Quick Trip for a New Hip
Surprisingly soon after her hip replacement procedure, Wendy Kaplan-Milstein
was back to her demanding exercise routine.
An article in a magazine alerted Wendy Kaplan-Milstein to a better way
to have her hip replaced. Maybe this article can do the same for you.
Like her, you may undergo this minimally invasive procedure at Saint Barnabas
Medical Center and go home the same day.
Kaplan-Milstein, 61, is a psychotherapist living in Chatham with her husband,
Harold, 62, a hospitalist. She first noticed hip problems while on vacation
last October. “By November it was substantially worse, to the point
where walking up the slightest incline was very painful,” she says.
“And it got progressively more painful. I was limping, and I couldn’t
straighten my leg. Some days it would make me cry.”
The problem was diagnosed as osteoarthritis, the common degeneration of
the soft tissues in the joint, which is associated with aging.

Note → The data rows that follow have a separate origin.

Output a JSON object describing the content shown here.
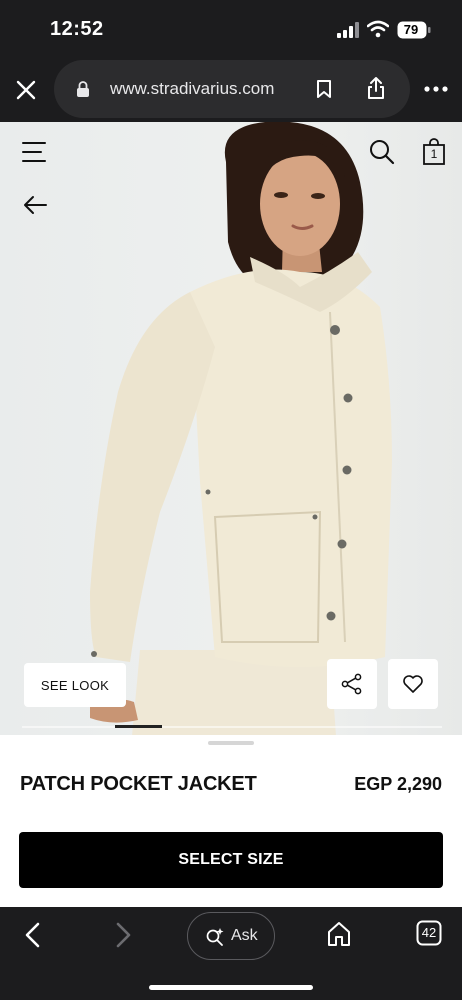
{
  "status_bar": {
    "time": "12:52",
    "battery": "79"
  },
  "browser": {
    "url": "www.stradivarius.com",
    "ask_label": "Ask",
    "tab_count": "42"
  },
  "header": {
    "bag_count": "1"
  },
  "product": {
    "see_look_label": "SEE LOOK",
    "name": "PATCH POCKET JACKET",
    "price": "EGP 2,290",
    "select_size_label": "SELECT SIZE"
  },
  "icons": {
    "close": "close-icon",
    "lock": "lock-icon",
    "bookmark": "bookmark-icon",
    "share": "share-icon",
    "more": "more-icon",
    "menu": "menu-icon",
    "back": "back-arrow-icon",
    "search": "search-icon",
    "bag": "shopping-bag-icon",
    "share_product": "share-nodes-icon",
    "wishlist": "heart-icon",
    "nav_back": "chevron-left-icon",
    "nav_forward": "chevron-right-icon",
    "ask": "sparkle-search-icon",
    "home": "home-icon",
    "tabs": "tabs-icon"
  },
  "colors": {
    "chrome": "#1c1c1e",
    "url_pill": "#2c2c2e",
    "button": "#000000",
    "sheet": "#ffffff"
  }
}
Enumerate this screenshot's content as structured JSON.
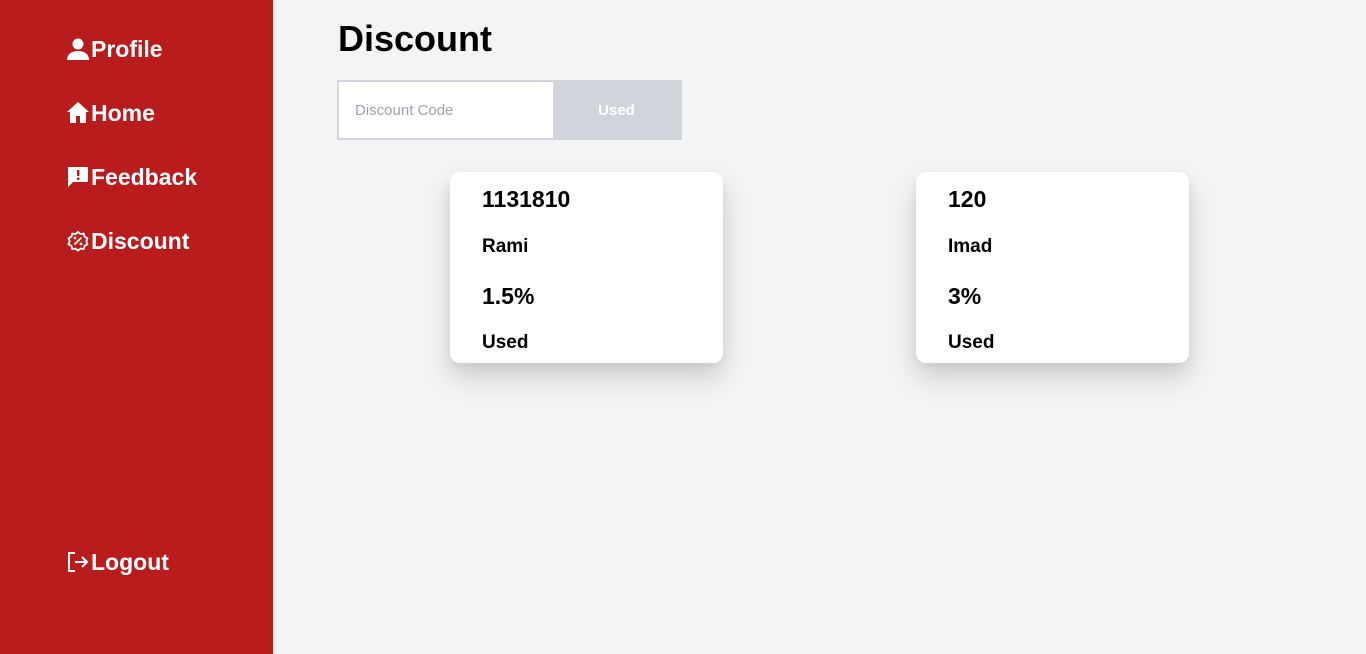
{
  "sidebar": {
    "items": [
      {
        "label": "Profile",
        "icon": "user-icon"
      },
      {
        "label": "Home",
        "icon": "home-icon"
      },
      {
        "label": "Feedback",
        "icon": "feedback-icon"
      },
      {
        "label": "Discount",
        "icon": "discount-badge-icon"
      }
    ],
    "logout": {
      "label": "Logout",
      "icon": "logout-icon"
    }
  },
  "main": {
    "title": "Discount",
    "filter": {
      "placeholder": "Discount Code",
      "value": "",
      "button_label": "Used"
    },
    "discounts": [
      {
        "code": "1131810",
        "owner": "Rami",
        "percent": "1.5%",
        "status": "Used"
      },
      {
        "code": "120",
        "owner": "Imad",
        "percent": "3%",
        "status": "Used"
      }
    ]
  },
  "colors": {
    "sidebar_bg": "#b91c1c",
    "page_bg": "#f3f4f6",
    "button_bg": "#d1d5db",
    "card_bg": "#ffffff"
  }
}
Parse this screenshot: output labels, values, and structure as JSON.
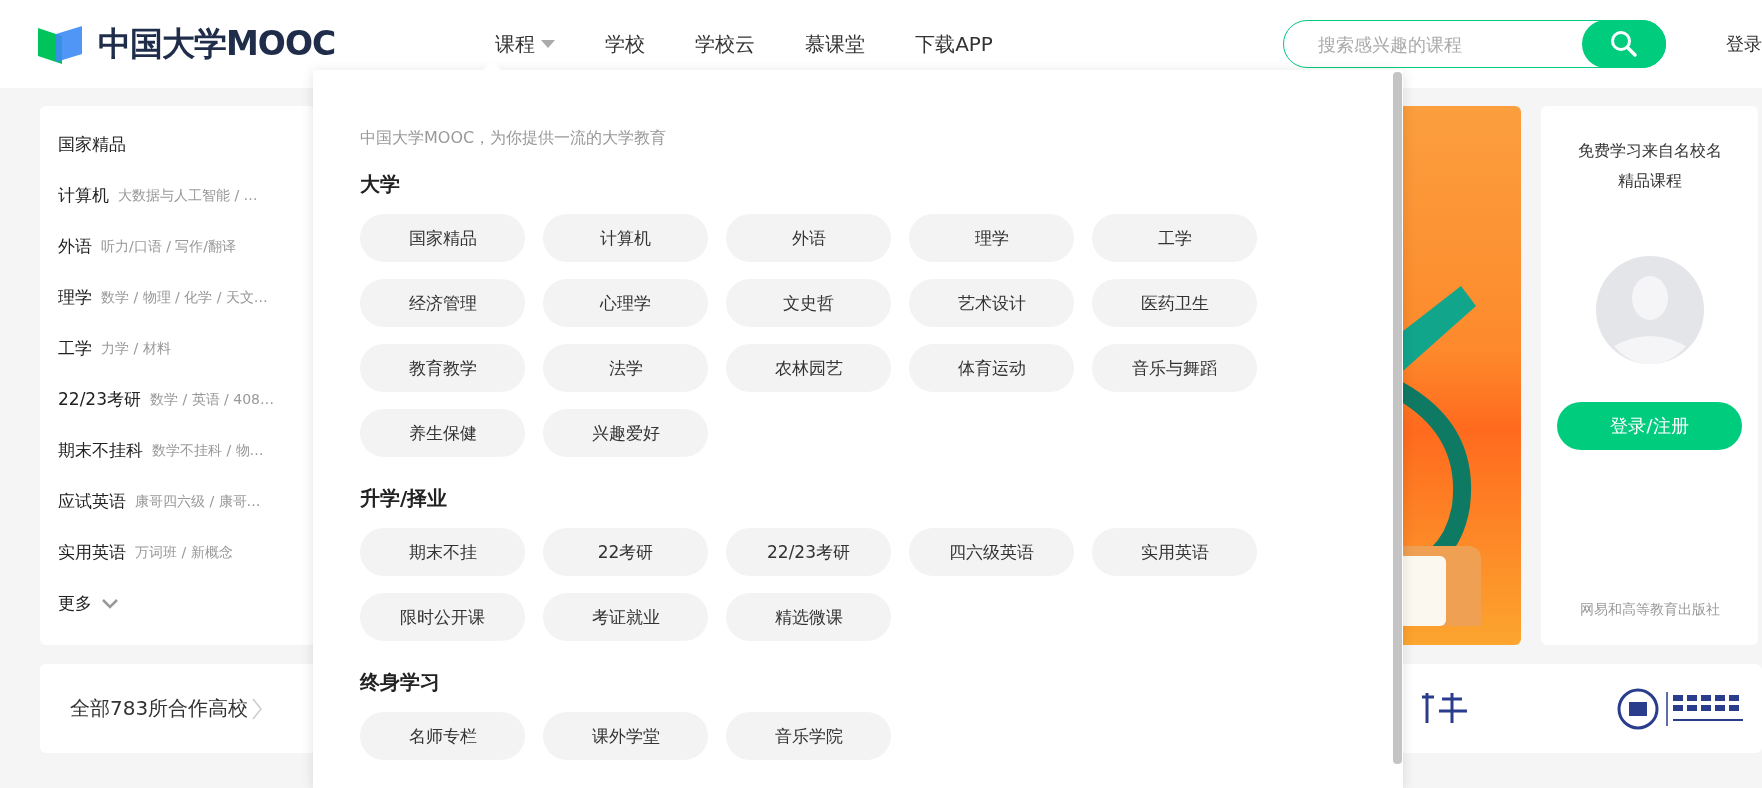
{
  "header": {
    "logo": "中国大学MOOC",
    "nav": [
      {
        "label": "课程",
        "has_menu": true
      },
      {
        "label": "学校",
        "has_menu": false
      },
      {
        "label": "学校云",
        "has_menu": false
      },
      {
        "label": "慕课堂",
        "has_menu": false
      },
      {
        "label": "下载APP",
        "has_menu": false
      }
    ],
    "search": {
      "placeholder": "搜索感兴趣的课程"
    },
    "login": "登录"
  },
  "sidebar": {
    "items": [
      {
        "title": "国家精品"
      },
      {
        "title": "计算机",
        "subtitle": "大数据与人工智能 / …"
      },
      {
        "title": "外语",
        "subtitle": "听力/口语 / 写作/翻译"
      },
      {
        "title": "理学",
        "subtitle": "数学 / 物理 / 化学 / 天文…"
      },
      {
        "title": "工学",
        "subtitle": "力学 / 材料"
      },
      {
        "title": "22/23考研",
        "subtitle": "数学 / 英语 / 408…"
      },
      {
        "title": "期末不挂科",
        "subtitle": "数学不挂科 / 物…"
      },
      {
        "title": "应试英语",
        "subtitle": "康哥四六级 / 康哥…"
      },
      {
        "title": "实用英语",
        "subtitle": "万词班 / 新概念"
      }
    ],
    "more": "更多"
  },
  "partners": {
    "label": "全部783所合作高校"
  },
  "user_card": {
    "lines": [
      "免费学习来自名校名",
      "精品课程"
    ],
    "button": "登录/注册",
    "footer": "网易和高等教育出版社"
  },
  "dropdown": {
    "intro": "中国大学MOOC，为你提供一流的大学教育",
    "sections": [
      {
        "title": "大学",
        "chips": [
          "国家精品",
          "计算机",
          "外语",
          "理学",
          "工学",
          "经济管理",
          "心理学",
          "文史哲",
          "艺术设计",
          "医药卫生",
          "教育教学",
          "法学",
          "农林园艺",
          "体育运动",
          "音乐与舞蹈",
          "养生保健",
          "兴趣爱好"
        ]
      },
      {
        "title": "升学/择业",
        "chips": [
          "期末不挂",
          "22考研",
          "22/23考研",
          "四六级英语",
          "实用英语",
          "限时公开课",
          "考证就业",
          "精选微课"
        ]
      },
      {
        "title": "终身学习",
        "chips": [
          "名师专栏",
          "课外学堂",
          "音乐学院"
        ]
      }
    ]
  }
}
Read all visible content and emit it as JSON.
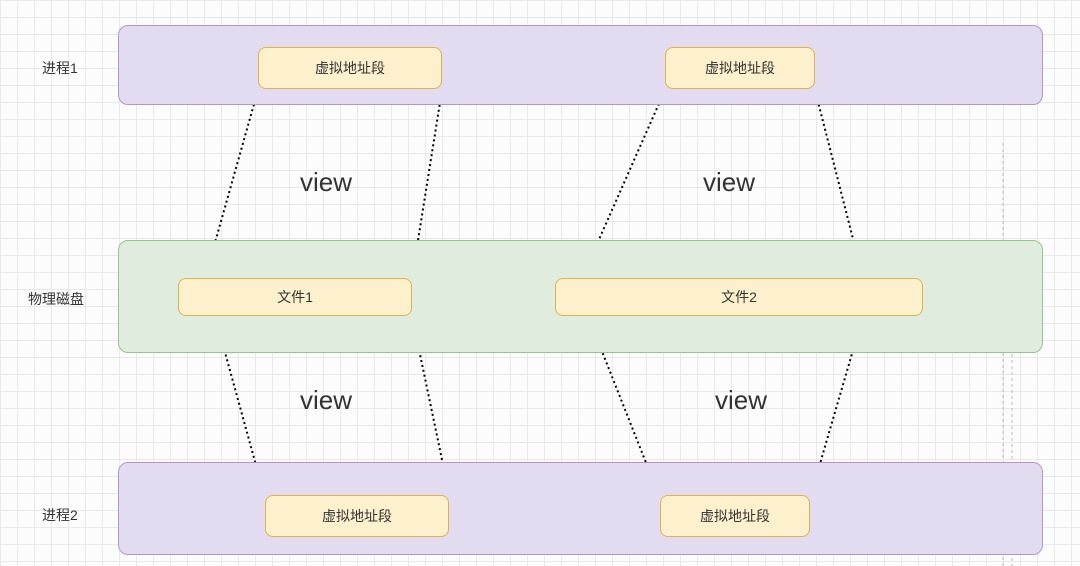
{
  "labels": {
    "process1": "进程1",
    "process2": "进程2",
    "disk": "物理磁盘"
  },
  "boxes": {
    "vaddr_p1_left": "虚拟地址段",
    "vaddr_p1_right": "虚拟地址段",
    "vaddr_p2_left": "虚拟地址段",
    "vaddr_p2_right": "虚拟地址段",
    "file1": "文件1",
    "file2": "文件2"
  },
  "view": {
    "top_left": "view",
    "top_right": "view",
    "bottom_left": "view",
    "bottom_right": "view"
  }
}
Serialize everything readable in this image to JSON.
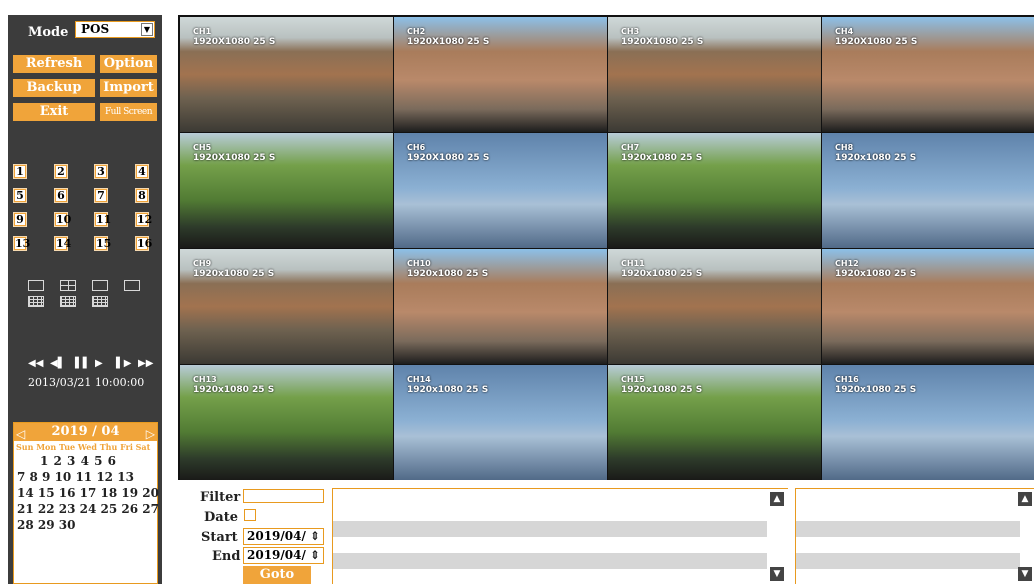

Kaplan-Milstein
lived with it for months, tried a cortisone injection— “the
pain got worse rather than better,” she says—and was about
to visit an orthopedist in May when she happened to see a local magazine
article on minimally invasive hip replacement. It told of a lecture to
be given by
Timothy J. Henderson, M.D., an orthopedic surgeon at Saint Barnabas.
“He explained exactly what he did and the training he’d had
in Europe to learn this technique,” she recalls. “He had pictures
of people walking after surgery, but was very realistic about what recovery
would be like. And he didn’t talk down to the audience. He was very
professional. My husband and I were so blown away by Dr. Henderson that
I cancelled my other appointment.”
On June 3, Kaplan-Milstein became the first patient to undergo this groundbreaking
procedure at the medical center. What makes it unique is a special piece
of equipment called the Athello. It looks like something you might find
in the gym, but it attaches to an operating table and allows the surgeon
to manipulate the hip, leg and knee so that there is no need to cut through
any muscle or tendon, as is required with standard techniques.
“I only cut through skin, then push the muscle and tendons aside,
without damaging them, and work through a very minimally invasive window
to get to the hip,” Dr. Henderson explains. “There is very
little bleeding and minimal pain.” Hip replacement typically puts
a lot of stress on the knee joint as well, because the surgeon has to
rotate the leg to the point where the foot is almost pointing backward.
Not so with the Athello, which Dr. Henderson helped design in consultation
with the manufacturer. It has a patented knee stabilizing system that
protects the knee ligaments during external rotation. “I like to
say that I don’t go to the hip; the Athello makes the hip come to
me,” he says.
He is able to take real-time X-rays during the procedure to ensure that
all the bone angles and lengths are accurate and identical to the other
hip. After performing about 400 such procedures, he can now replace a
hip in a little over an hour. “Wendy went home in six hours, from
check-in to the drive home,” he says.
From the surgeon’s perspective, remarks Dr. Henderson, “once
you get this under your belt, there is no going back to the standard way
of hip replacement.”
Mastering the technique did take some time. He assisted on 22 cases with
senior surgeons in Switzerland and Italy, as well as in Texas and Colorado,
before he was considered proficient enough to perform the procedure by
himself in 2012, in Atlanta, where he then lived and worked. “It
took me two to three hours the first time,” he says. “But
ever since, I’ve had very little reason to admit people to the hospital
for hip replacement.”
Kaplan-Milstein walked out of the hospital without crutches or a walker.
Two days after her surgery, she was able to attend a play in which her
daughter, Samantha, performed. “My husband made a video of me beforehand,”
she says. “I was on some pain meds, but I could sit through the
whole show.” Eight weeks later she was back in her strenuous exercise class.
“I can do everything,” she says. “I’ve had fewer
problems with this than I had with foot surgery I had a year ago. I would
not hesitate one second to recommend Dr. Henderson.”
“I would not hesitate to recommend Dr. Henderson,” says Wendy
Dr. Henderson moved to New Jersey in 2013 and has been practicing at Saint Barnabas
since early 2015. Part of his mission is to educate area physicians and
residents about this procedure, and he conducts frequent seminars in the
community, like the one Kaplan-Milstein attended.
“People just don’t know about it, but they can be off crutches
in a week and back to work in two weeks,” he says. “I had
a police officer as a patient, and he was back to work in a month. This
is a revolution in hip replacement surgery. The replacement your grandmother
got, which made you afraid every time she tried to tie her shoes—that’s
To find out more about joint replacement procedures at Saint Barnabas Medical
Center or for an upcoming seminar, please call 973.322.9908 or visit
The Joint Institute at Saint Barnabas Medical Center.